Dataset rows describing interfaces

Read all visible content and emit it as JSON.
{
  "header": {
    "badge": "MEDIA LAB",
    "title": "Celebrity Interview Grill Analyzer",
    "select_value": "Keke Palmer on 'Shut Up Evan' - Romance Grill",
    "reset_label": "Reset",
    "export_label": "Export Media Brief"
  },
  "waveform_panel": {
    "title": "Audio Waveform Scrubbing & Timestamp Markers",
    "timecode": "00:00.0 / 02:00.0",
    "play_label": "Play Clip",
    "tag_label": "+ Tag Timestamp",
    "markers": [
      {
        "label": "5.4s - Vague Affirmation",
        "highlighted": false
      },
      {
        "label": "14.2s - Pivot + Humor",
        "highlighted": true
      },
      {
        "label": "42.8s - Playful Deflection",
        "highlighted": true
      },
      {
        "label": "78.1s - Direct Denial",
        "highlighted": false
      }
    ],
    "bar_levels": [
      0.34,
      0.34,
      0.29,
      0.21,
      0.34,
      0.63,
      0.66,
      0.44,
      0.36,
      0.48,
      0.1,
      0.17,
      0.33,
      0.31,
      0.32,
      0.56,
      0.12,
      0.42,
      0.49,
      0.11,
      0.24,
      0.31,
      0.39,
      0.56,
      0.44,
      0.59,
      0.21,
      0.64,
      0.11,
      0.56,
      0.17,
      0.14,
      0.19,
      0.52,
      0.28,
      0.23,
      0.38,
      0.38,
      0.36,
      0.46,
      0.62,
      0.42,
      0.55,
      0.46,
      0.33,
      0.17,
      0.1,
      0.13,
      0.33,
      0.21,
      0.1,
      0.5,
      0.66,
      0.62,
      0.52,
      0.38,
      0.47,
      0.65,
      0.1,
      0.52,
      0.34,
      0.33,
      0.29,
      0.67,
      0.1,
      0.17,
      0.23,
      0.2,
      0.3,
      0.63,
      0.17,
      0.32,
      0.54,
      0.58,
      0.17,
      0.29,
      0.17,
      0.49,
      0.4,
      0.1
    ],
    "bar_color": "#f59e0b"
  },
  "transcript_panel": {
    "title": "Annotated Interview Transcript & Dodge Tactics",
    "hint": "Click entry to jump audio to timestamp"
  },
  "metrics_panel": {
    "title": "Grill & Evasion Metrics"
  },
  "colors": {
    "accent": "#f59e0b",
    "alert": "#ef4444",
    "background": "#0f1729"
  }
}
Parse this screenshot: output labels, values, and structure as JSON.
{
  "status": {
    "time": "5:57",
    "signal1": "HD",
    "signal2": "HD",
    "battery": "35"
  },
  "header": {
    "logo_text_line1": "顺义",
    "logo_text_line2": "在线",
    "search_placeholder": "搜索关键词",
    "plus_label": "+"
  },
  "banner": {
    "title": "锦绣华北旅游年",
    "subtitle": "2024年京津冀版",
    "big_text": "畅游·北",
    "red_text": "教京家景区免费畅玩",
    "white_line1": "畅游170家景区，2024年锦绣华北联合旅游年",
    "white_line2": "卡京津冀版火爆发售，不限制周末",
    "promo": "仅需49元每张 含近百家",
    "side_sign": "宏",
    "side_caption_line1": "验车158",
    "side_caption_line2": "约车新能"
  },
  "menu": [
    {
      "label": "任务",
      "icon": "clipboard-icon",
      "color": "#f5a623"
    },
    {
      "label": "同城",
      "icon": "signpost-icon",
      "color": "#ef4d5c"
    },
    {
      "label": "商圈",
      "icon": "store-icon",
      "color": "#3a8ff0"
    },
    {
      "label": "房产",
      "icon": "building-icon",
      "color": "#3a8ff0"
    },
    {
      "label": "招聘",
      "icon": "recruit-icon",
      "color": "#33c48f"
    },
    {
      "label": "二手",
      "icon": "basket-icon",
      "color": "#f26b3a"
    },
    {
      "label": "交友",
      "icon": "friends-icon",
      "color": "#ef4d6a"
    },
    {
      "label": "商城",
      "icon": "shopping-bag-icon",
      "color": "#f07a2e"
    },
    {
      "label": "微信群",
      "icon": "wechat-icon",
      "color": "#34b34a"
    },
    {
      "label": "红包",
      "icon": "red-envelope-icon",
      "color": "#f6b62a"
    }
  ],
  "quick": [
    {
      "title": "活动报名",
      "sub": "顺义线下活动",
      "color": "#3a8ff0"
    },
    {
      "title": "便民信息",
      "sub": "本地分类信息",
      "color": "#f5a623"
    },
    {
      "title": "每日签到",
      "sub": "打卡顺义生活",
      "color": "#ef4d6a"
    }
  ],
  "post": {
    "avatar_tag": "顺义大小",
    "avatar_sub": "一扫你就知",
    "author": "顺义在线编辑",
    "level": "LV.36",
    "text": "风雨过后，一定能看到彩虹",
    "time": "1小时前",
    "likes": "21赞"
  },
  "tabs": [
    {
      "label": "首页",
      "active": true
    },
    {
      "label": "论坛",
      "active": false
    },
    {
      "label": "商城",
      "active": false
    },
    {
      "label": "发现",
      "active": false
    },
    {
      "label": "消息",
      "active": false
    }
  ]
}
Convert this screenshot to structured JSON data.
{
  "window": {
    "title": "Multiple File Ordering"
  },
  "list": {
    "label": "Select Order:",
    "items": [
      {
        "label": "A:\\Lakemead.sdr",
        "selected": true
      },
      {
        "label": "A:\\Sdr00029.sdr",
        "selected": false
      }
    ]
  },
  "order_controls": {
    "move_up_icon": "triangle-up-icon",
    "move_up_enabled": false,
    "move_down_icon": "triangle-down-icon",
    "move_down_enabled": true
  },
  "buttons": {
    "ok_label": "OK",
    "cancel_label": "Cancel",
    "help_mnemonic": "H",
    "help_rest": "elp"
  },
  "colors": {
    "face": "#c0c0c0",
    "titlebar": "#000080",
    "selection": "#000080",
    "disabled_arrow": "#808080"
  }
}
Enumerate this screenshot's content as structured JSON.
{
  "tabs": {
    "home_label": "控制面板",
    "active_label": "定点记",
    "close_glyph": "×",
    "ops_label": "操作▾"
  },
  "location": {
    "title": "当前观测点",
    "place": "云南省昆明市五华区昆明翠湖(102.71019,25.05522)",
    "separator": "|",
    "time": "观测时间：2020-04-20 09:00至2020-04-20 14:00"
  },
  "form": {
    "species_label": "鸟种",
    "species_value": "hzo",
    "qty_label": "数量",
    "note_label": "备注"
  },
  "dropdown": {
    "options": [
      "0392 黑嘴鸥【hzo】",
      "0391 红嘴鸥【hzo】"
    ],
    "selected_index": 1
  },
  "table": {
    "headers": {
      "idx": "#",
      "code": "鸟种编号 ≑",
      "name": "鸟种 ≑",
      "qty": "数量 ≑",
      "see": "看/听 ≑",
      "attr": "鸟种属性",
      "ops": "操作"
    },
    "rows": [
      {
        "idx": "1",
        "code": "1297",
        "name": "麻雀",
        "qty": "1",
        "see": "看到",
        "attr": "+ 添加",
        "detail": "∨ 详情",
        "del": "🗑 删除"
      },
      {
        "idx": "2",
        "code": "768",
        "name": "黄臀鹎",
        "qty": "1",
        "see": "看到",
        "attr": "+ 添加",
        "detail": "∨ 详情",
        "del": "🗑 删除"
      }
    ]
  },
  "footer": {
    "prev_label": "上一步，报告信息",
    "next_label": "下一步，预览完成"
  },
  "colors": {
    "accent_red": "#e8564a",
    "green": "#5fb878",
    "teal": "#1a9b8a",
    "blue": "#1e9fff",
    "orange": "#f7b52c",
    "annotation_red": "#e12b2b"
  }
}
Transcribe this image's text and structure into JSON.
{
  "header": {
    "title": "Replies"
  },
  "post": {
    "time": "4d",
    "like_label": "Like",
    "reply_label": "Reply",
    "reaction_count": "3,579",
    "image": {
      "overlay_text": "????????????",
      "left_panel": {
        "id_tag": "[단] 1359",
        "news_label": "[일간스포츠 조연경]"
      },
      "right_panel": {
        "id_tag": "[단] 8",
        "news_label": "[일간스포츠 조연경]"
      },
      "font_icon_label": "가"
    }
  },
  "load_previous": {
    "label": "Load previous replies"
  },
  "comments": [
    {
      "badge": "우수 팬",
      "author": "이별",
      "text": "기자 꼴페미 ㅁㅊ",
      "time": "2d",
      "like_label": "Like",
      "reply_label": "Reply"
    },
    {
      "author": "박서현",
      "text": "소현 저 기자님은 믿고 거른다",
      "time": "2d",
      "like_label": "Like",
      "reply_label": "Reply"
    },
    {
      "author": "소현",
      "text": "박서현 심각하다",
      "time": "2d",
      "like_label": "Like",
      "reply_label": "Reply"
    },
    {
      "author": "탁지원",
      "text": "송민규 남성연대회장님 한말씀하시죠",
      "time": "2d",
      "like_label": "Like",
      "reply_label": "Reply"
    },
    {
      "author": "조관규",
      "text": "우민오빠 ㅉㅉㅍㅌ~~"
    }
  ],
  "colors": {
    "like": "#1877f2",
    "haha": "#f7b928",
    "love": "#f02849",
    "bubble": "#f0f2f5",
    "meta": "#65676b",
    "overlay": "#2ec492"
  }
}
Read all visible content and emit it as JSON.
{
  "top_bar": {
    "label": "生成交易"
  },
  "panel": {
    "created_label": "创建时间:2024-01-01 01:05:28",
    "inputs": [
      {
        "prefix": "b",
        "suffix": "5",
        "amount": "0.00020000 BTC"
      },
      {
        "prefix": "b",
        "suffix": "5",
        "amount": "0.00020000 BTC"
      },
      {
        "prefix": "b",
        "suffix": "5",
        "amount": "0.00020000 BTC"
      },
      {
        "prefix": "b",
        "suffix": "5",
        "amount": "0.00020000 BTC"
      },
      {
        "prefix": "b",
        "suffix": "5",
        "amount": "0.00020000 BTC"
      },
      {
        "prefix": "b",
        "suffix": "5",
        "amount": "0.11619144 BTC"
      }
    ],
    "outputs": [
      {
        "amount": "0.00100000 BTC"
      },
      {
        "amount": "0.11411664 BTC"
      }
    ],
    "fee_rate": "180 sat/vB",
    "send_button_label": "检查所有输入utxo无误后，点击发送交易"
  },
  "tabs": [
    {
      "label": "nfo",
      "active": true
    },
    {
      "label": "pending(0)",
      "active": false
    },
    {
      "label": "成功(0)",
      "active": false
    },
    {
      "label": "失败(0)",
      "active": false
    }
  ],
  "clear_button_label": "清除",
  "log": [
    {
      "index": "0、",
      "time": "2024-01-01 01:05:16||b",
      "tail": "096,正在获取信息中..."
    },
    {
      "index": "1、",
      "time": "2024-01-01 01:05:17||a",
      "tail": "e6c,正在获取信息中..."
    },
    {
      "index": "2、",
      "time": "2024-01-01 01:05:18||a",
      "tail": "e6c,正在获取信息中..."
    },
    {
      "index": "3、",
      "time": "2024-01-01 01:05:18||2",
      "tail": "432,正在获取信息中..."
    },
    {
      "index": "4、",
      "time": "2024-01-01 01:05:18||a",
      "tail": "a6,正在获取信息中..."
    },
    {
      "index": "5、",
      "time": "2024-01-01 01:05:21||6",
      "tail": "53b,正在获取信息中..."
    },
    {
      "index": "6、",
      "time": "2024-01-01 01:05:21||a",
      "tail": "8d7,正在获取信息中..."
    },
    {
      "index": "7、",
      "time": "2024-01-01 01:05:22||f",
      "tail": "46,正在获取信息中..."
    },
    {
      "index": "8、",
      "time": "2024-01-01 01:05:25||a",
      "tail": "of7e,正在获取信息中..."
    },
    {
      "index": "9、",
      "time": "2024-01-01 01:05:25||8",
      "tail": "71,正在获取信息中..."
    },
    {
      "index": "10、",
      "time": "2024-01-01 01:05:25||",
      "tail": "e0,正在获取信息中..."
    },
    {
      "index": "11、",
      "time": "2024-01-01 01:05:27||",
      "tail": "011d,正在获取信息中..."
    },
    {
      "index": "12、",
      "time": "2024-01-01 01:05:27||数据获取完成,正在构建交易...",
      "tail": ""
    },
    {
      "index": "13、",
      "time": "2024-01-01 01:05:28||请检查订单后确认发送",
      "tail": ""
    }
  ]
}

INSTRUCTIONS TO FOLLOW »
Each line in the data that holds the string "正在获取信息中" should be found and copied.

REPLY TO THE TASK »
      "tail": "096,正在获取信息中..."
      "tail": "e6c,正在获取信息中..."
      "tail": "e6c,正在获取信息中..."
      "tail": "432,正在获取信息中..."
      "tail": "a6,正在获取信息中..."
      "tail": "53b,正在获取信息中..."
      "tail": "8d7,正在获取信息中..."
      "tail": "46,正在获取信息中..."
      "tail": "of7e,正在获取信息中..."
      "tail": "71,正在获取信息中..."
      "tail": "e0,正在获取信息中..."
      "tail": "011d,正在获取信息中..."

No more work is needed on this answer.